[Stored items]
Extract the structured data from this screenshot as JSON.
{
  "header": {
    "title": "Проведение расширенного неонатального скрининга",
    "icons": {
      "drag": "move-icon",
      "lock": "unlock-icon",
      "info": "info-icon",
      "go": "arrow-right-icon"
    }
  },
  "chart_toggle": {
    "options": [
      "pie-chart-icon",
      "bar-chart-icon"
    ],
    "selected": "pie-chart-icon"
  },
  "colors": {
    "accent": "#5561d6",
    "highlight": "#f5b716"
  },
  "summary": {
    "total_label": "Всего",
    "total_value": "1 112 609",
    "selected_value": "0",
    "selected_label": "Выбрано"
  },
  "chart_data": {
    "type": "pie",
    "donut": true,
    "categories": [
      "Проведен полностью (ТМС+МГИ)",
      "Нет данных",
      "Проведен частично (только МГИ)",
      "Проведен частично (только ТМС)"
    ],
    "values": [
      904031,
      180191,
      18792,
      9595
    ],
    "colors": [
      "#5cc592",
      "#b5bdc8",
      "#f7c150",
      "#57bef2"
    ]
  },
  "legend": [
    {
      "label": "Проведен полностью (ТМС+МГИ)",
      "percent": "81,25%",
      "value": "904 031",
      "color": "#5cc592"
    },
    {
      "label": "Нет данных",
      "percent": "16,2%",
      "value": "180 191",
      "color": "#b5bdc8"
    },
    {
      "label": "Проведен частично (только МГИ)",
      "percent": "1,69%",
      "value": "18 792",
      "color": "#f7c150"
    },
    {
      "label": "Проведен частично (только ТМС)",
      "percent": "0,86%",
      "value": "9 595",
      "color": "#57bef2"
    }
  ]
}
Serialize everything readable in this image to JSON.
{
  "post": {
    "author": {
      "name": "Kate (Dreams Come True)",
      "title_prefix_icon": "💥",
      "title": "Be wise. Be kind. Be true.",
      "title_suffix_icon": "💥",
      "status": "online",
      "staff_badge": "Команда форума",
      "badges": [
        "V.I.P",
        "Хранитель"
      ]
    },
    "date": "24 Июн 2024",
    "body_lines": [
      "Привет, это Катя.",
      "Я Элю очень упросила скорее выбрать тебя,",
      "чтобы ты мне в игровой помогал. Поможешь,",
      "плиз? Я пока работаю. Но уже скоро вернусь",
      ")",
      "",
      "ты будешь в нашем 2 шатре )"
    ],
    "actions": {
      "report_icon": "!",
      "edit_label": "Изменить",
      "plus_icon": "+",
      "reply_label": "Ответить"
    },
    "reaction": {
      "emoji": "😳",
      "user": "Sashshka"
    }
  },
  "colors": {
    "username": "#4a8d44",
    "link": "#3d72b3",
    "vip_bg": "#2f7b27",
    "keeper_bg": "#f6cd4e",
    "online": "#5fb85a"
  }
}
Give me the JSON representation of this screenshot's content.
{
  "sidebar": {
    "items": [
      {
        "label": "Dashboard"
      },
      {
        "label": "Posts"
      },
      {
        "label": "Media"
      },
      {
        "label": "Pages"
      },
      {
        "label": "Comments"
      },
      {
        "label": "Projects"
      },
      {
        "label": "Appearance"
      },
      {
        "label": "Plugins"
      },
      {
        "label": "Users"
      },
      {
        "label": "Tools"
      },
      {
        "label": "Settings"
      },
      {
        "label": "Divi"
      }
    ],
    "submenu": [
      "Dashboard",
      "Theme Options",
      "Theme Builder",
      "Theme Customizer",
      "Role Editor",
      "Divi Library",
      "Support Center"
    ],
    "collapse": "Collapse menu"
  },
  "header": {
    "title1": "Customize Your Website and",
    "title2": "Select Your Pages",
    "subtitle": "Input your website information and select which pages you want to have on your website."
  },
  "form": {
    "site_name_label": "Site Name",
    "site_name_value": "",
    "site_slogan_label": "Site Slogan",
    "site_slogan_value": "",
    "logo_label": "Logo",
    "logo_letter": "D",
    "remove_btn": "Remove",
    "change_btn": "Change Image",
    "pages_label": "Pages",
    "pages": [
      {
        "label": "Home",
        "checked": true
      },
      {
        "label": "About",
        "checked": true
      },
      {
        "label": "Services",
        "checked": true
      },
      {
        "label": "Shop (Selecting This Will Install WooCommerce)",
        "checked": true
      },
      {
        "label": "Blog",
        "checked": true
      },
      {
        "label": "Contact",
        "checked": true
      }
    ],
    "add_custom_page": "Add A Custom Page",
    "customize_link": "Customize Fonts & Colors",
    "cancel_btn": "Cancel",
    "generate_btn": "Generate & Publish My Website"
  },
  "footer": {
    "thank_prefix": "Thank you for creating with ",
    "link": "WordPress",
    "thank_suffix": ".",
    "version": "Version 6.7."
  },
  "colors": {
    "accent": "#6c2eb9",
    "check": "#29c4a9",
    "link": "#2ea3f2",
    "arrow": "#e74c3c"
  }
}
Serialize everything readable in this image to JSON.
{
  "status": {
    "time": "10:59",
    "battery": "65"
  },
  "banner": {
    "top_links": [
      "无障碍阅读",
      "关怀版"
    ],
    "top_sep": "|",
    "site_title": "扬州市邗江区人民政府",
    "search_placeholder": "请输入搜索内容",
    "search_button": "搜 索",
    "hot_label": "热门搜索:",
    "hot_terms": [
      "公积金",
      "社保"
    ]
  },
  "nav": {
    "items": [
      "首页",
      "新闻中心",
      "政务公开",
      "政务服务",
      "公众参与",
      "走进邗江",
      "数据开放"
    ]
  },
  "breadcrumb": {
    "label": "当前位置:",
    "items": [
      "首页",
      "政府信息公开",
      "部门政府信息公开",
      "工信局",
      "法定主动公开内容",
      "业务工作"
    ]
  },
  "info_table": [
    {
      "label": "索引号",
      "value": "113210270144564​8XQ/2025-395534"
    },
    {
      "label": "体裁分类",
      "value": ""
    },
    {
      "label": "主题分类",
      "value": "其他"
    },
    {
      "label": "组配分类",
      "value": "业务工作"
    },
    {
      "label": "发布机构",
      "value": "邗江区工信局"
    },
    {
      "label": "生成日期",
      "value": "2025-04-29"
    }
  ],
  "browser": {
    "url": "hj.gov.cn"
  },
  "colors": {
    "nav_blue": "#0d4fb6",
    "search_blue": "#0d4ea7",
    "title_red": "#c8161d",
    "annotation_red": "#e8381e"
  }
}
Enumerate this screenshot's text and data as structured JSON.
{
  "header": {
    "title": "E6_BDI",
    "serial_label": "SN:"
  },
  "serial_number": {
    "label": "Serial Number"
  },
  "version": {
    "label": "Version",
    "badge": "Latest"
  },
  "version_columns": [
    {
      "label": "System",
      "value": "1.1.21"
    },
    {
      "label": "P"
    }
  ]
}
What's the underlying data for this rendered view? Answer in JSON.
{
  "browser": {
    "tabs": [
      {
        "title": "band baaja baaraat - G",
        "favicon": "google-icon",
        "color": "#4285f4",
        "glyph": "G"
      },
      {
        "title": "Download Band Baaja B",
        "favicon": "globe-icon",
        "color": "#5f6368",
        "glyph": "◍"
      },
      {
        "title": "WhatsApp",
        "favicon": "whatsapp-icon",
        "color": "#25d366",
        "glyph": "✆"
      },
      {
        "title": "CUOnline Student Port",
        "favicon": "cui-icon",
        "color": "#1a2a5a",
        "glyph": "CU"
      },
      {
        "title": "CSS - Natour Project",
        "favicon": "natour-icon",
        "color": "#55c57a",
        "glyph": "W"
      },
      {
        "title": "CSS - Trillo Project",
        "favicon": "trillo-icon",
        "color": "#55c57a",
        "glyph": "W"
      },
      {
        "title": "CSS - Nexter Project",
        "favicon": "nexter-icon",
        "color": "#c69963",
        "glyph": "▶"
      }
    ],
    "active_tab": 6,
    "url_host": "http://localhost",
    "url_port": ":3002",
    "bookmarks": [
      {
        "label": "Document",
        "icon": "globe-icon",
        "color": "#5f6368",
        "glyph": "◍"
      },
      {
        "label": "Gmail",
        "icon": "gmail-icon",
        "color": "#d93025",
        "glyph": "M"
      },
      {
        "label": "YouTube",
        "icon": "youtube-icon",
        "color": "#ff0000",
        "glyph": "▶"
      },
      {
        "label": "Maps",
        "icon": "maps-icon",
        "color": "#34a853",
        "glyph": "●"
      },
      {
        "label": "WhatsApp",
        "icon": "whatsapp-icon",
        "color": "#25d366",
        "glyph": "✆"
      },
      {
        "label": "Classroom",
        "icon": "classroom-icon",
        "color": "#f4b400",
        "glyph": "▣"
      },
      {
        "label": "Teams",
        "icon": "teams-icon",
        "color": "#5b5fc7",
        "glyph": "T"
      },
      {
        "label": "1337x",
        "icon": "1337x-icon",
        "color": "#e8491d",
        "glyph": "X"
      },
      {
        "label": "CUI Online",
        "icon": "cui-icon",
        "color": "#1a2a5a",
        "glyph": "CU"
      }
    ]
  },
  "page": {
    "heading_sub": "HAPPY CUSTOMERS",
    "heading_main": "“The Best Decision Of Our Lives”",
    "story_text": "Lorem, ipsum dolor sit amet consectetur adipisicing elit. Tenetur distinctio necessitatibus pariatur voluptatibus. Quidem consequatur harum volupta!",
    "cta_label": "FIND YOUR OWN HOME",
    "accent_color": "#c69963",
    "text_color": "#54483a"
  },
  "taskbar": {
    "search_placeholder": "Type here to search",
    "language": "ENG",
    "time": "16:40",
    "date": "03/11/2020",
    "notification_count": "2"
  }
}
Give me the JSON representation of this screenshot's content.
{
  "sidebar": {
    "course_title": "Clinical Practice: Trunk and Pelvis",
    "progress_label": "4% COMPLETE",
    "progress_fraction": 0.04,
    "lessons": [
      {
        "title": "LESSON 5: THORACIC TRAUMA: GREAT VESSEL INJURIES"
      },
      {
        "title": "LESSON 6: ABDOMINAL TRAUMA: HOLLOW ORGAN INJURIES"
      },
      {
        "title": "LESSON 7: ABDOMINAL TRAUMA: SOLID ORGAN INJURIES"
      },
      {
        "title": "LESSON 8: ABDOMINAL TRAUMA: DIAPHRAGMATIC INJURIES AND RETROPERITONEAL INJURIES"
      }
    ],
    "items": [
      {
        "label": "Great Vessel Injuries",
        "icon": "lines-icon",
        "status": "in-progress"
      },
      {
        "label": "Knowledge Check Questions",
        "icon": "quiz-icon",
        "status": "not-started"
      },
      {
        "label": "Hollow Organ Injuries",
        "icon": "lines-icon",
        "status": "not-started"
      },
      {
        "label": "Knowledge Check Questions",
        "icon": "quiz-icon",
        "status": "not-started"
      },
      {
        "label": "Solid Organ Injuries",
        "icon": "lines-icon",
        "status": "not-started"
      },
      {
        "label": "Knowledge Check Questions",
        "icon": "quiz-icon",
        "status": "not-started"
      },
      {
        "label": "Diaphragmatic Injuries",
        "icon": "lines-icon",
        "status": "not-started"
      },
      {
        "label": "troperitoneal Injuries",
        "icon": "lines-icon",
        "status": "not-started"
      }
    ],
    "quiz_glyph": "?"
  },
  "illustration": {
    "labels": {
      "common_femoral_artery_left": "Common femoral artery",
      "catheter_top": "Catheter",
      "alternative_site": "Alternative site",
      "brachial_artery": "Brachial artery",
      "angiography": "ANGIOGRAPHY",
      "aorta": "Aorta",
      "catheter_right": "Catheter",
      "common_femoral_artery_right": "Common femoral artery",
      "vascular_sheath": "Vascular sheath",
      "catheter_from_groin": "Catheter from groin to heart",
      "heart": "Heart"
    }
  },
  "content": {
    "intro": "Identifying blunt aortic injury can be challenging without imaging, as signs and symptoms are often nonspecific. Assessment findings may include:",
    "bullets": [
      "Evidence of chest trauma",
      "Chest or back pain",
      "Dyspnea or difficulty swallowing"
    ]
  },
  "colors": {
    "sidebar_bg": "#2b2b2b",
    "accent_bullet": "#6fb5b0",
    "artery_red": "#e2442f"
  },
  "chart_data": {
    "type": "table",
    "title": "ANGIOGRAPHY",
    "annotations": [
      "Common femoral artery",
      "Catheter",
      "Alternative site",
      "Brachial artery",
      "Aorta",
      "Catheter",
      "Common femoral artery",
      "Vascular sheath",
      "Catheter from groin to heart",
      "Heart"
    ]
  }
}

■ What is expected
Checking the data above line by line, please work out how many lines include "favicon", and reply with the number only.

■ Solution to this task
7